The principle of least privilege access is a software security best practice that provides a user only the minimum set of rights required to perform an assigned job or function.
This principle sounds very technical, but we see examples of least privileged access everywhere in our daily lives.
List of least privilege examples
Here’s a list of some principle of least privilege examples we will look at here:
- A customer can walk through a store but not got to the shipping area
- Truckers can access the shipping area and the store but not open a cash register
- A cashier can walk through the store and open a cash register, but not go to the shipping area
- In Linux, when you create a file, you are given read and write permission, but not execute
- Users who access a public website can read files from the server but can’t edit or upload files

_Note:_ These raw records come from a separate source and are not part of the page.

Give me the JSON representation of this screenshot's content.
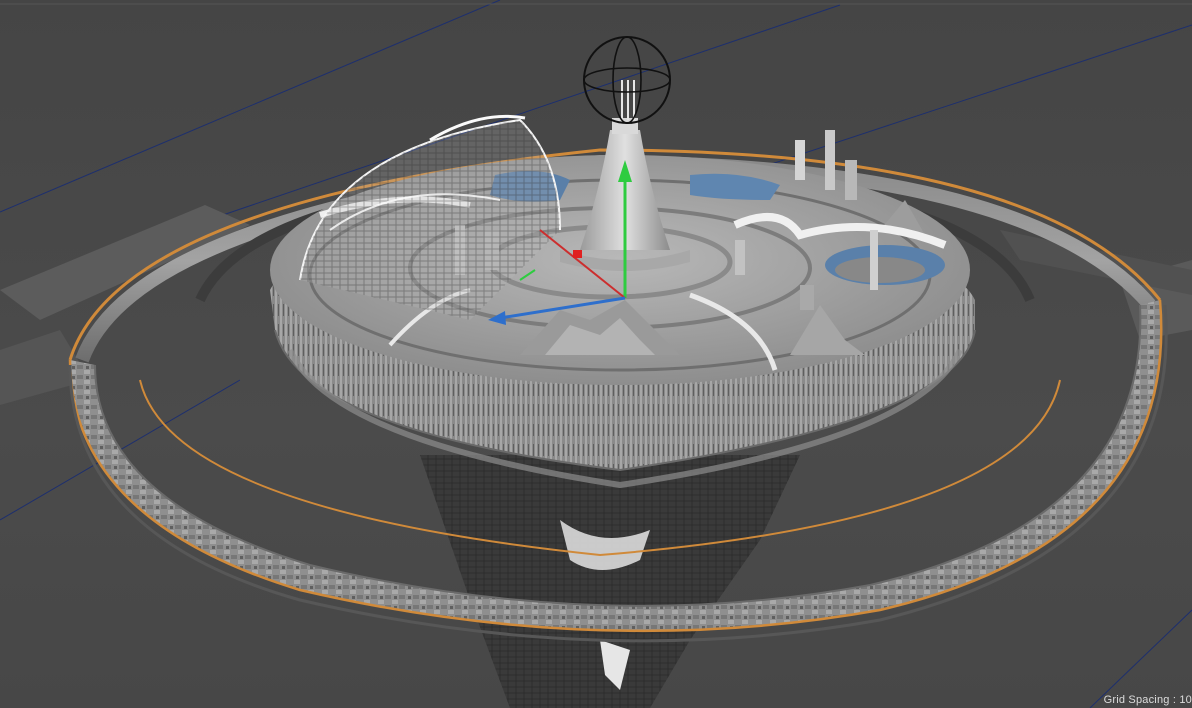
{
  "viewport": {
    "background_color": "#484848",
    "grid_line_color": "#1d2f6e",
    "selection_color": "#d08a3a",
    "model_color": "#9c9c9c"
  },
  "hud": {
    "grid_spacing_text": "Grid Spacing : 10"
  },
  "gizmos": {
    "axis_y_color": "#2ecc40",
    "axis_x_color": "#cc2e2e",
    "axis_z_color": "#2e6fcc"
  },
  "icons": [
    "sphere-null-icon",
    "move-gizmo-icon"
  ]
}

Everyday examples of the least privilege principle
Customers walk into a Walmart and know they have permission to grab a shopping cart, walk down the aisles and eventually approach the check-out counter. However, they are not allowed to open up a cash register or enter the shipping docks. Customers are granted access only to those things that enable to shop at the store.
A truck driver on the other hand, likely has all the rights of a customer, plus additional privileges that allow access to the shipping and receiving area.
A cashier has rights to open a register and handle cash — which a customer or a truck driver would never be allowed to do — because it’s required for them to do their job. At the same time, the cashier might not be allowed access to the shipping department.
Least privileged access applied
The principle of least privilege also underpins the world of software development. Let’s take a look at three examples where it applies to security in a software-based environment.
Least privilege in Linux: Create a file
When a Linux user creates a new file in a new folder within their home directory, the operating system only grants the user read and write access.
Least privilege in Linux: Run a script
To run a script on Linux, even if you created that script yourself, you must take extra steps to assign execute rights to the file. Linux protects the computer from viruses and malware by assigning the least amount of privileges it assumes you require to work with the files you create. If you need more than read-write access to the files you create in Linux, you must perform explicit steps to obtain those privileges.
Least privilege in AWS: Configure an S3 bucket
Cloud vendors such as IBM, Google and Azure enforce least privileged access with great diligence.
For example, when you create an S3 bucket in AWS, Amazon requires you to check a number of boxes and explicitly configure a policy that allows the S3 bucket’s content to be publicly available. Even when you jump through all the Amazon S3 hoops, AWS encourages you to provide the most minimal rights users need to access the content.
Amazon encourages HTTP GET permissions for S3 bucket content, and highly discourages POST, PUT and DELETE permissions. Those rights are not needed for users to view a website hosted on S3, or download a PDF or a spreadsheet.
Least privilege access best practices
A web server such as the Apache HTTP Server or Nginx represent complex examples of the principle of least privilege.
The software itself is installed by an administrative super-user with like root-like privileges. That user is the only individual will full control over all of the files and folder associated with the installation.
Web developers never need to manipulate the web server’s installation files, but they add and update the files the web server hosts. So, assign to members of the web developer group only read and write access to the folder in the web server installation that hosts all of the files associated with the website.
Finally, assign anonymous users read access to the folder on the server that hosts the website’s files — lest nobody can visit the site. That is the absolute highest set of rights assigned to anonymous users, because that’s the least amount of privilege they need to view the site in a browser and download hosted files.
The highest priority of every DevOps professional is to implement secure systems. When assigning permissions to users, groups and resources, remember these principles of least access examples, and give users no more rights than they need to perform their task successfully.